John Endler was an evolutionary biologist who studied evolution under controlled conditions. Endler’s most famous studies involved guppy fish, and how their coloration would change based on various selective pressures in their environment.
Evolution is a process that passes on beneficial genes to the next generation to increase the success of a species. Evolution has produced the amazing biodiversity found on Earth today after billions of years. Evolution takes extremely long periods of time to develop new species, however scientists also study ‘micro-evolution’ which is changes in the frequency of genes in a population from generation to generation. This micro-evolution is what Endler set out to observe.
The Guppies that Endler studied, Poecilia reticulate, had spots on their bodies. Endler set out to determine if predators had an influence on the coloration of the guppies after as few as 15 generations. Endler set up environments with substrates of varying color and size at the bottom of pools. The substrates that he used were either fine-grained gravel, or course grained gravel.
He had a stock population of fish which he used to supply each experiments initial population with. He had initial populations placed into environments of both substrate types and with and without predators. Endler and his group hypothesized that environments with predators were going to cause the populations of guppies to begin to develop traits to allow them to blend into their surroundings more easily.
Environment 1 – Fine-grained with predator
Environment 2 – Fine-grained without predator
Environment 3 – Course-grained with predator
Environment 4 – Course-grained without predator
The fish began each experiment with an average relative spot size of 0.80. The spot size is relative to body size in order to have a way to compare spots on fish of differing sizes. The data in the table below shows the changes in spot size over the course of 15 generations in each environment:
|Relative Spot Size
|Relative Spot Size
|Environment 1 - Fine-grained with predator||0.80||0.62|
|Environment 2 - Fine-grained without predator||0.80||0.94|
|Environment 3 - Course-grained with predator||0.80||1.03|
|Environment 4 - Course-grained without predator||0.80||0.69|
Changes were easily seen after 15 generations. To the scientists surprise, when no predator was present, they spot size changed as well. Since no predator was present to influence the changes, they hypothesized that the changes may be attributed to mating; so another experiment was set up using the fish at the end of generation 15. Their results are below.
|Relative Change in Spot Size after 15 Generations||Coloration Comments in General||Number of Successful Matings in 24 hr Period|
|Environment 1 -
Fine-grained with predator
|Environment 2 -

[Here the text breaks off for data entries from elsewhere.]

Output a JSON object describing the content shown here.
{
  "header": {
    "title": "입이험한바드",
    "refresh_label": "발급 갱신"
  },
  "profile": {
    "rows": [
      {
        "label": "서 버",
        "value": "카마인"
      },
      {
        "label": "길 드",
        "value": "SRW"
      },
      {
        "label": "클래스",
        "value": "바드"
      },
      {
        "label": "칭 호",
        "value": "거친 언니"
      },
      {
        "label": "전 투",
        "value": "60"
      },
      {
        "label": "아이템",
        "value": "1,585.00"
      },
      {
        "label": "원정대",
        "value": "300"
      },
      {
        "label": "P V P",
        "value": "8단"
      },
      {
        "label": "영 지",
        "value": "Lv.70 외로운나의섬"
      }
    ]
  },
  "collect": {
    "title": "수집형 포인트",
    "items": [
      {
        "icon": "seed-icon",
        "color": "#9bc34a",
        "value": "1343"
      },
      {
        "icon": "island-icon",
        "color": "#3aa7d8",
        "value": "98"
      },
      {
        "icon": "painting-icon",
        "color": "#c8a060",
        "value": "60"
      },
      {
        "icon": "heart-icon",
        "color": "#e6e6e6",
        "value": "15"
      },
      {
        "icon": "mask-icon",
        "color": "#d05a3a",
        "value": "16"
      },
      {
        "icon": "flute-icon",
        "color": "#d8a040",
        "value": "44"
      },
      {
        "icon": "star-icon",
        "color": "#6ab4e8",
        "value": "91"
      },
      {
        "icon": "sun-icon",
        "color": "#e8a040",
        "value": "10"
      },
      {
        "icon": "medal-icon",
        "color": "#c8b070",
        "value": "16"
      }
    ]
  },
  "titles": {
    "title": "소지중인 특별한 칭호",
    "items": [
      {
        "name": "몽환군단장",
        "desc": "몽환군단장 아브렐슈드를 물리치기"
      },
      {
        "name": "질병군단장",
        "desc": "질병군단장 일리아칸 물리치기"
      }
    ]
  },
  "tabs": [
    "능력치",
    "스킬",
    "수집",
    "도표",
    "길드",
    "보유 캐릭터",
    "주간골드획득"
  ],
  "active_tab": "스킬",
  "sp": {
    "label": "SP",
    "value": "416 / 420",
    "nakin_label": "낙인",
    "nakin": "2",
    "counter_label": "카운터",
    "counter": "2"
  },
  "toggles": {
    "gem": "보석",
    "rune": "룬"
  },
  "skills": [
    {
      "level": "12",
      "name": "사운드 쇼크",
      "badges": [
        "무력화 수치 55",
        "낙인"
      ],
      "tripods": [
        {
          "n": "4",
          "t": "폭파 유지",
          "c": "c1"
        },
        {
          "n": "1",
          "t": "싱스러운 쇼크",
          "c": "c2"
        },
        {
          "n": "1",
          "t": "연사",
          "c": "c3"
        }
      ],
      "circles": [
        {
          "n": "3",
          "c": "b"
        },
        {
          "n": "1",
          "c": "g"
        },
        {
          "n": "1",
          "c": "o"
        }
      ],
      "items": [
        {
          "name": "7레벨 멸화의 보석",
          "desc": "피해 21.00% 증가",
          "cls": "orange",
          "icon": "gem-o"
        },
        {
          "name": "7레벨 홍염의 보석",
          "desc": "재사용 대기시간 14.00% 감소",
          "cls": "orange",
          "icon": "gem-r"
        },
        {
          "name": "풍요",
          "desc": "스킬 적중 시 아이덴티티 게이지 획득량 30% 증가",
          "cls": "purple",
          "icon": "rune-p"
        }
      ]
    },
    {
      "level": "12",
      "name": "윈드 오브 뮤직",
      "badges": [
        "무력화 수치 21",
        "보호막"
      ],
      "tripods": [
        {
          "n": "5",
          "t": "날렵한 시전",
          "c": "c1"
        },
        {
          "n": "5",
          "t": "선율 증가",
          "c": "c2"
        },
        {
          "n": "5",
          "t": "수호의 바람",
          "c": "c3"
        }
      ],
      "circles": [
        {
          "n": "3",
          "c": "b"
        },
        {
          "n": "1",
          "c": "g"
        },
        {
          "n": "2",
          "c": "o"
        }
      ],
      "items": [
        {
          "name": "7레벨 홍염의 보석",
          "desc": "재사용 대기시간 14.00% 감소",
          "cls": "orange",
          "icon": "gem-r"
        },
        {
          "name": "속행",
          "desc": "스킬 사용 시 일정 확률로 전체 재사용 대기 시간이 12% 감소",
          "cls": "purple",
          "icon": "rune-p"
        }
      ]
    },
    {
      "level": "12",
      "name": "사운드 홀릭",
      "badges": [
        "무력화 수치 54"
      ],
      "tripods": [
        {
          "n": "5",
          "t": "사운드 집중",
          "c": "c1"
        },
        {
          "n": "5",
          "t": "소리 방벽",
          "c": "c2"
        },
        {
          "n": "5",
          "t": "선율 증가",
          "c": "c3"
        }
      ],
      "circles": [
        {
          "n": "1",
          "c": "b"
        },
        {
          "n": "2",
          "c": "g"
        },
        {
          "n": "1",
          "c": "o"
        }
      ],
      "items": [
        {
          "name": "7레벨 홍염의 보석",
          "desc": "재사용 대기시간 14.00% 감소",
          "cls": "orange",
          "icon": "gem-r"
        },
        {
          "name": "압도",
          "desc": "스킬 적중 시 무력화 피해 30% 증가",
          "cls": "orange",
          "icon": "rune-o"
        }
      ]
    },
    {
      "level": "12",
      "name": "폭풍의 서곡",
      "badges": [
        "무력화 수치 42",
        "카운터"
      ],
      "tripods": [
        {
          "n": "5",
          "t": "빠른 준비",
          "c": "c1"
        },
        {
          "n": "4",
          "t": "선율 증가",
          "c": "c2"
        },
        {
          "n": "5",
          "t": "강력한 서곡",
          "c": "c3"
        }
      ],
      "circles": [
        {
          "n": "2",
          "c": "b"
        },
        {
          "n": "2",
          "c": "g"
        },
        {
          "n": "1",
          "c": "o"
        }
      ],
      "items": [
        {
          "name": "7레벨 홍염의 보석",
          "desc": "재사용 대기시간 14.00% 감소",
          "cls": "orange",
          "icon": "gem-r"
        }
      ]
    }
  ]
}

Fine-grained without predator
|Environment 3 -
Course-grained with predator
|Environment 4 -
Course-grained without predator
What might change in the results in the substrates if the environments varied in color rather than gravel size?